This is really a 2-in-1 story about two young ladies from seemingly different worlds but they share a connection. I liked to see the characters themselves, and those around them, grow spiritually as they discover the secrets and connection that each have. Bess is a young teen, while Lainey is in her early 20's. This book is perfect for a young teen (or even a tween if reading is her obsession). The Search will help broaden a teen's perspective on family dynamics, forgiveness and healing, especially if the discussion questions in the back are used.
I especially liked Bertha Riehl or Bess' Mammi. I come from a Germanic heritage also and what is seen by so many to be a crusty, conniving old lady is actually the wise, loving gem in the bunch--kind of like a hearty loaf of bread with a heavy crust.
The Search by Suzanne Woods Fisher is the third book in the Lancaster County Secrets series which takes place among the Amish in the late 1960s-early 1970s. Fifteen-year-old Bess Riehl has been summoned home to Stoney Ridge where her grandmother Bertha lives for the summer to help her with her rose farm. At first Bess thinks will be the worst summer of her life, until she meets Bertha's farmhand Billy Lapp, and the summer starts to look up. Lainey O'Toole spent the first several years of her life in Stoney Ridge until a tragedy took away her mother, forcing her to make a terrible decision that has haunted her for fifteen years. Now she's returned to discover the consequences of her choice, but what she finds is far more than she ever expected, especially if Bertha has anything to do with it. I always enjoy reading Fisher's Amish lit novels, because they are a fresh breath of air in the crowded genre. I appreciate how she doesn't fall into the habit of many other bonnet fiction writers, of writing a phrase in Deutsch and then having the character repeat it in English for the reader's benefit. Nobody really speaks that way! But it's Fisher's characters that really raise her above the rest of the crowd, and Bertha is evidence of that talent in The Search. Bertha is nothing like the average Amish maami (grandmother). She's nearly six feet tall, almost as wide, mangles English unapologetically, and isn't above breaking the law if that's what it takes to get her way.
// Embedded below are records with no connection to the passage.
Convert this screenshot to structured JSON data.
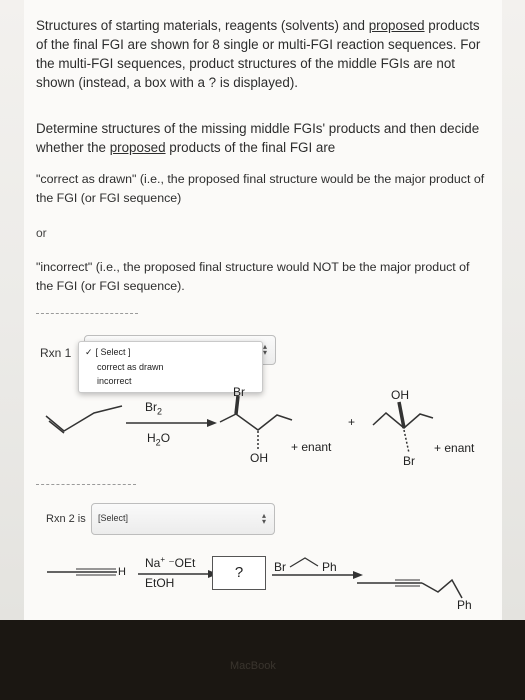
{
  "intro": {
    "text_before": "Structures of starting materials, reagents (solvents) and ",
    "proposed_word": "proposed",
    "text_after": " products of the final FGI are shown for 8 single or multi-FGI reaction sequences. For the multi-FGI sequences, product structures of the middle FGIs are not shown (instead, a box with a ? is displayed)."
  },
  "instruction": {
    "text_before": "Determine structures of the missing middle FGIs' products and then decide whether the ",
    "proposed_word": "proposed",
    "text_after": " products of the final FGI are"
  },
  "correct_def": "\"correct as drawn\" (i.e., the proposed final structure would be the major product of the FGI (or FGI sequence)",
  "or_text": "or",
  "incorrect_def": "\"incorrect\" (i.e., the proposed final structure would NOT be the major product of the FGI (or FGI sequence).",
  "rxn1": {
    "label": "Rxn 1",
    "dropdown_options": [
      "[ Select ]",
      "correct as drawn",
      "incorrect"
    ],
    "check_mark": "✓",
    "reagent_top_main": "Br",
    "reagent_top_sub": "2",
    "reagent_bottom_main": "H",
    "reagent_bottom_sub": "2",
    "reagent_bottom_tail": "O",
    "product1_top": "Br",
    "product1_bottom": "OH",
    "product1_enant": "+ enant",
    "plus": "+",
    "product2_top": "OH",
    "product2_bottom": "Br",
    "product2_enant": "+ enant"
  },
  "rxn2": {
    "label": "Rxn 2 is",
    "select_value": "[Select]",
    "h_label": "H",
    "reagent1_top_main": "Na",
    "reagent1_top_sup": "+",
    "reagent1_top_tail": " ⁻OEt",
    "reagent1_bottom": "EtOH",
    "question": "?",
    "reagent2_left": "Br",
    "reagent2_right": "Ph",
    "product_label": "Ph"
  },
  "bezel": {
    "brand": "MacBook"
  }
}
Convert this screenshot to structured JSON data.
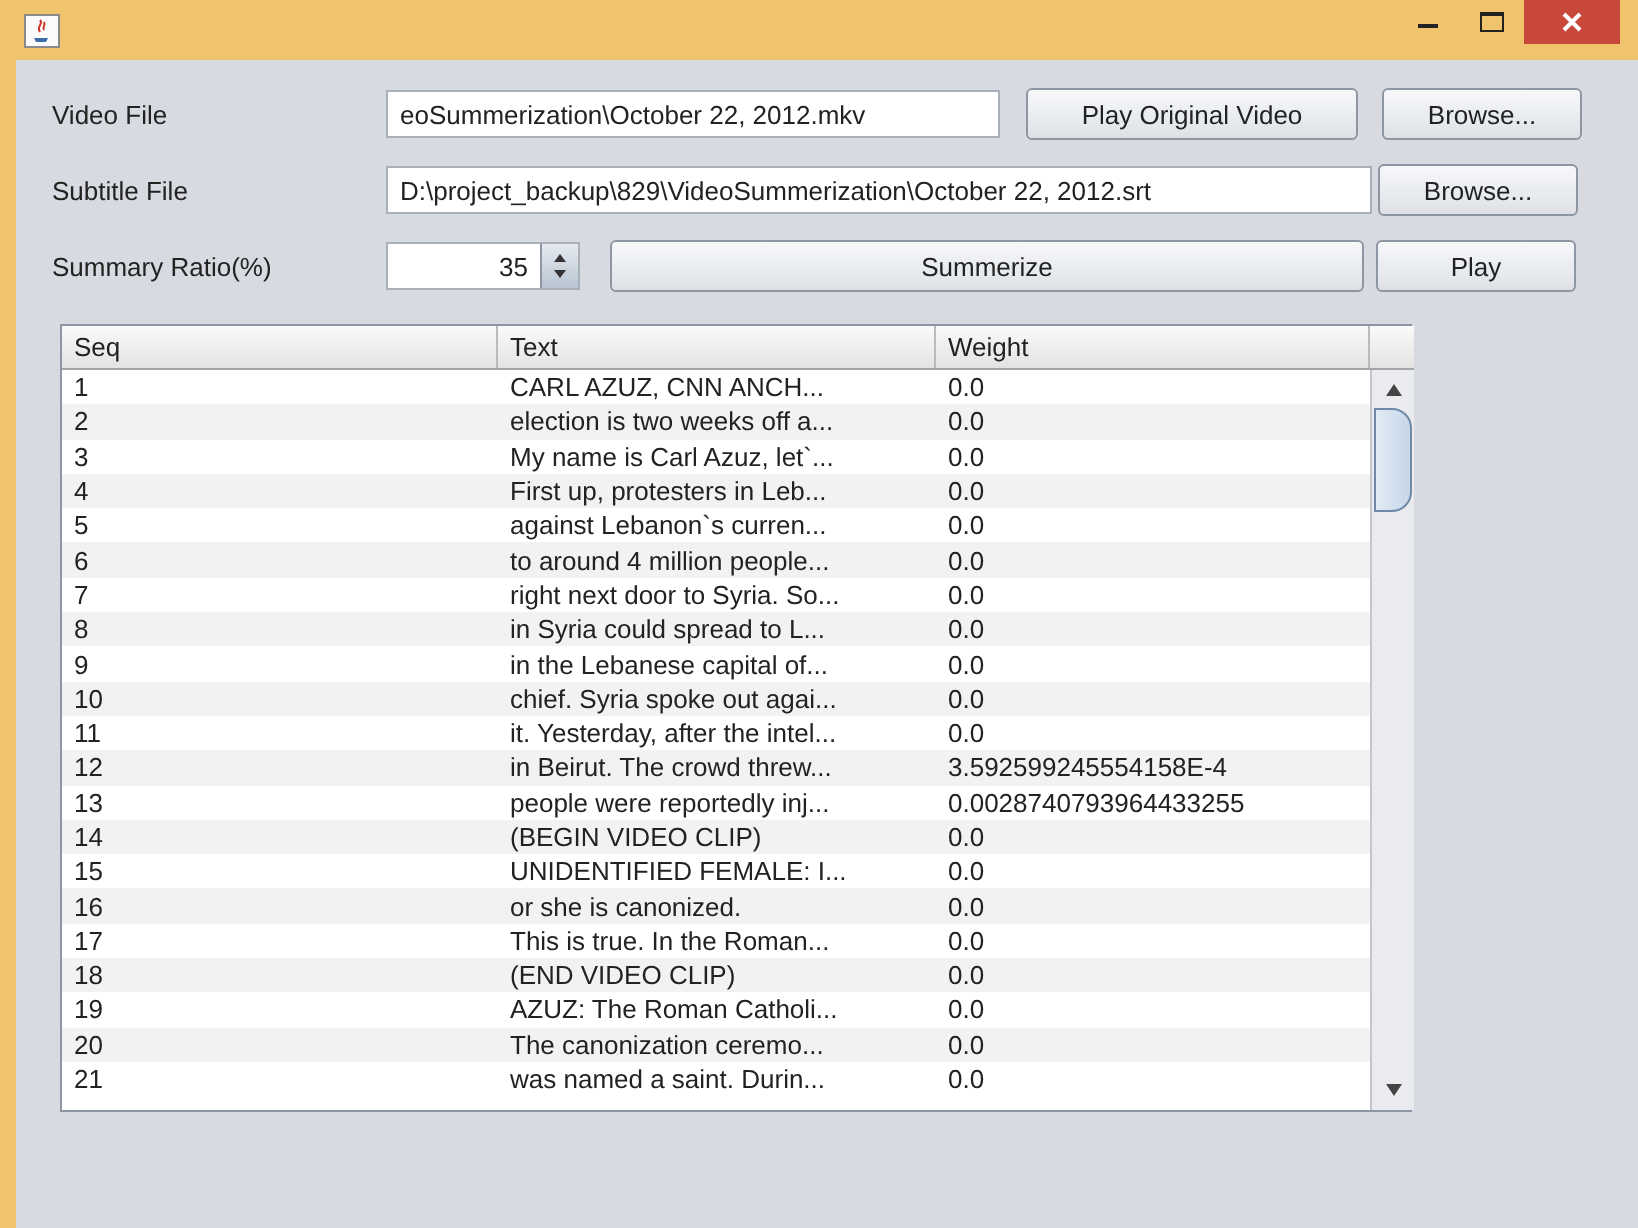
{
  "form": [
    {
      "kind": "file",
      "label": "Video File",
      "value": "eoSummerization\\October 22, 2012.mkv",
      "buttons": [
        "Play Original Video",
        "Browse..."
      ]
    },
    {
      "kind": "file",
      "label": "Subtitle File",
      "value": "D:\\project_backup\\829\\VideoSummerization\\October 22, 2012.srt",
      "buttons": [
        "Browse..."
      ]
    },
    {
      "kind": "spinner",
      "label": "Summary Ratio(%)",
      "value": "35",
      "buttons": [
        "Summerize",
        "Play"
      ]
    }
  ],
  "table": {
    "columns": [
      "Seq",
      "Text",
      "Weight"
    ],
    "rows": [
      [
        "1",
        "CARL AZUZ, CNN ANCH...",
        "0.0"
      ],
      [
        "2",
        "election is two weeks off a...",
        "0.0"
      ],
      [
        "3",
        "My name is Carl Azuz, let`...",
        "0.0"
      ],
      [
        "4",
        "First up, protesters in Leb...",
        "0.0"
      ],
      [
        "5",
        "against Lebanon`s curren...",
        "0.0"
      ],
      [
        "6",
        "to around 4 million people...",
        "0.0"
      ],
      [
        "7",
        "right next door to Syria. So...",
        "0.0"
      ],
      [
        "8",
        "in Syria could spread to L...",
        "0.0"
      ],
      [
        "9",
        "in the Lebanese capital of...",
        "0.0"
      ],
      [
        "10",
        "chief. Syria spoke out agai...",
        "0.0"
      ],
      [
        "11",
        "it. Yesterday, after the intel...",
        "0.0"
      ],
      [
        "12",
        "in Beirut. The crowd threw...",
        "3.592599245554158E-4"
      ],
      [
        "13",
        "people were reportedly inj...",
        "0.0028740793964433255"
      ],
      [
        "14",
        "(BEGIN VIDEO CLIP)",
        "0.0"
      ],
      [
        "15",
        "UNIDENTIFIED FEMALE: I...",
        "0.0"
      ],
      [
        "16",
        "or she is canonized.",
        "0.0"
      ],
      [
        "17",
        "This is true. In the Roman...",
        "0.0"
      ],
      [
        "18",
        "(END VIDEO CLIP)",
        "0.0"
      ],
      [
        "19",
        "AZUZ: The Roman Catholi...",
        "0.0"
      ],
      [
        "20",
        "The canonization ceremo...",
        "0.0"
      ],
      [
        "21",
        "was named a saint. Durin...",
        "0.0"
      ]
    ]
  }
}
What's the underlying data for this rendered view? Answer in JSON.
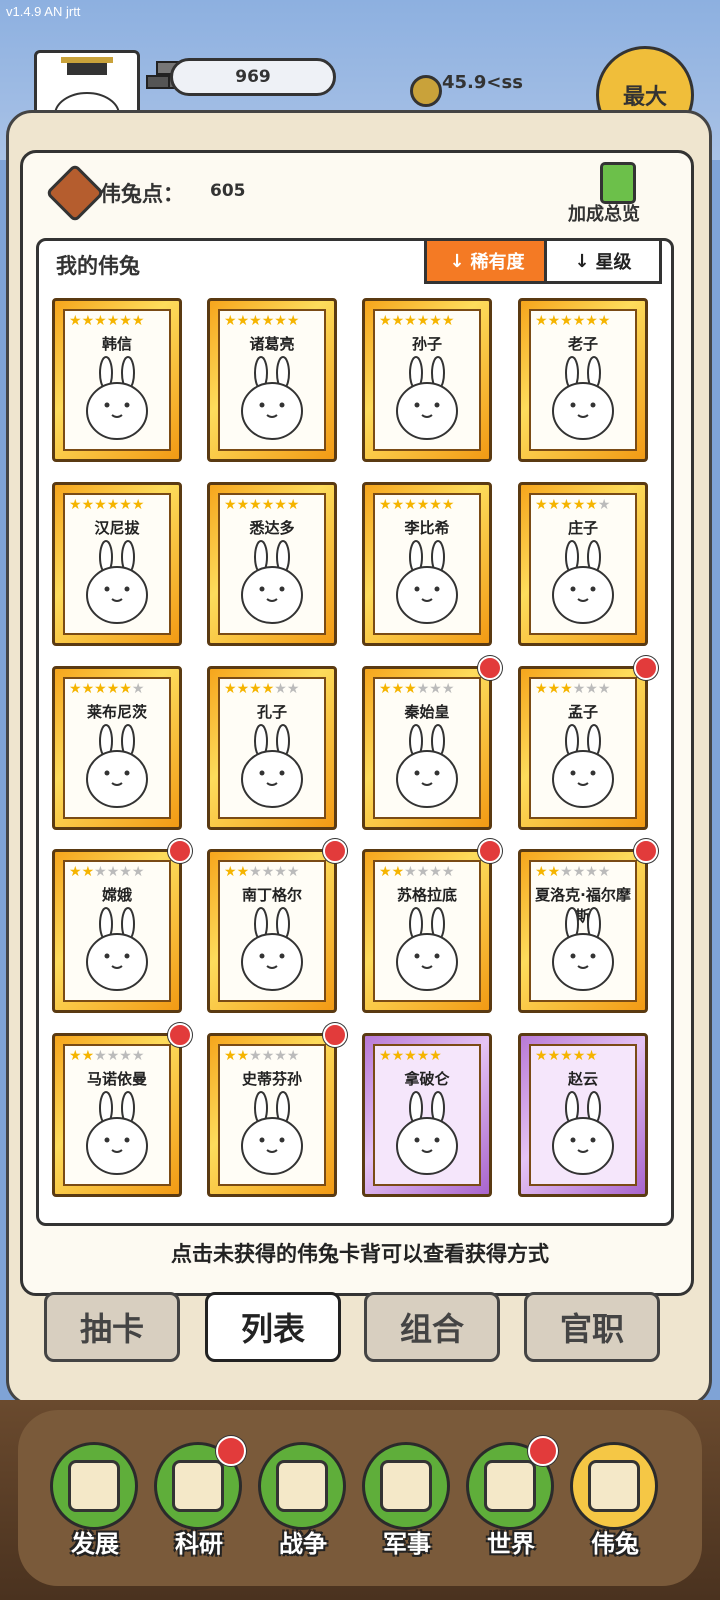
{
  "version": "v1.4.9 AN jrtt",
  "header": {
    "bricks": "969",
    "coins": "45.9<ss",
    "max_button": "最大"
  },
  "points": {
    "label": "伟兔点：",
    "value": "605"
  },
  "bonus_label": "加成总览",
  "list_title": "我的伟兔",
  "sort": {
    "rarity": "稀有度",
    "star": "星级",
    "active": "rarity"
  },
  "cards": [
    {
      "name": "韩信",
      "stars": 6,
      "max": 6,
      "frame": "gold",
      "badge": false
    },
    {
      "name": "诸葛亮",
      "stars": 6,
      "max": 6,
      "frame": "gold",
      "badge": false
    },
    {
      "name": "孙子",
      "stars": 6,
      "max": 6,
      "frame": "gold",
      "badge": false
    },
    {
      "name": "老子",
      "stars": 6,
      "max": 6,
      "frame": "gold",
      "badge": false
    },
    {
      "name": "汉尼拔",
      "stars": 6,
      "max": 6,
      "frame": "gold",
      "badge": false
    },
    {
      "name": "悉达多",
      "stars": 6,
      "max": 6,
      "frame": "gold",
      "badge": false
    },
    {
      "name": "李比希",
      "stars": 6,
      "max": 6,
      "frame": "gold",
      "badge": false
    },
    {
      "name": "庄子",
      "stars": 5,
      "max": 6,
      "frame": "gold",
      "badge": false
    },
    {
      "name": "莱布尼茨",
      "stars": 5,
      "max": 6,
      "frame": "gold",
      "badge": false
    },
    {
      "name": "孔子",
      "stars": 4,
      "max": 6,
      "frame": "gold",
      "badge": false
    },
    {
      "name": "秦始皇",
      "stars": 3,
      "max": 6,
      "frame": "gold",
      "badge": true
    },
    {
      "name": "孟子",
      "stars": 3,
      "max": 6,
      "frame": "gold",
      "badge": true
    },
    {
      "name": "嫦娥",
      "stars": 2,
      "max": 6,
      "frame": "gold",
      "badge": true
    },
    {
      "name": "南丁格尔",
      "stars": 2,
      "max": 6,
      "frame": "gold",
      "badge": true
    },
    {
      "name": "苏格拉底",
      "stars": 2,
      "max": 6,
      "frame": "gold",
      "badge": true
    },
    {
      "name": "夏洛克·福尔摩斯",
      "stars": 2,
      "max": 6,
      "frame": "gold",
      "badge": true
    },
    {
      "name": "马诺依曼",
      "stars": 2,
      "max": 6,
      "frame": "gold",
      "badge": true
    },
    {
      "name": "史蒂芬孙",
      "stars": 2,
      "max": 6,
      "frame": "gold",
      "badge": true
    },
    {
      "name": "拿破仑",
      "stars": 5,
      "max": 5,
      "frame": "purple",
      "badge": false
    },
    {
      "name": "赵云",
      "stars": 5,
      "max": 5,
      "frame": "purple",
      "badge": false
    }
  ],
  "hint": "点击未获得的伟兔卡背可以查看获得方式",
  "tabs": [
    "抽卡",
    "列表",
    "组合",
    "官职"
  ],
  "active_tab": 1,
  "nav": [
    {
      "label": "发展",
      "icon": "growth-icon",
      "badge": false
    },
    {
      "label": "科研",
      "icon": "flask-icon",
      "badge": true
    },
    {
      "label": "战争",
      "icon": "swords-icon",
      "badge": false
    },
    {
      "label": "军事",
      "icon": "helmet-icon",
      "badge": false
    },
    {
      "label": "世界",
      "icon": "globe-icon",
      "badge": true
    },
    {
      "label": "伟兔",
      "icon": "rabbit-card-icon",
      "badge": false
    }
  ],
  "active_nav": 5,
  "colors": {
    "accent": "#f47a24",
    "badge": "#e23b3b",
    "gold_frame": "#f6a51c",
    "purple_frame": "#b879d6"
  }
}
Bertha is an utter delight to read because Fisher restrains her just enough to keep her from becoming a caricature, creating a thoroughly enjoyable character. The story is heartfelt and compelling. I look forward to the next in the series!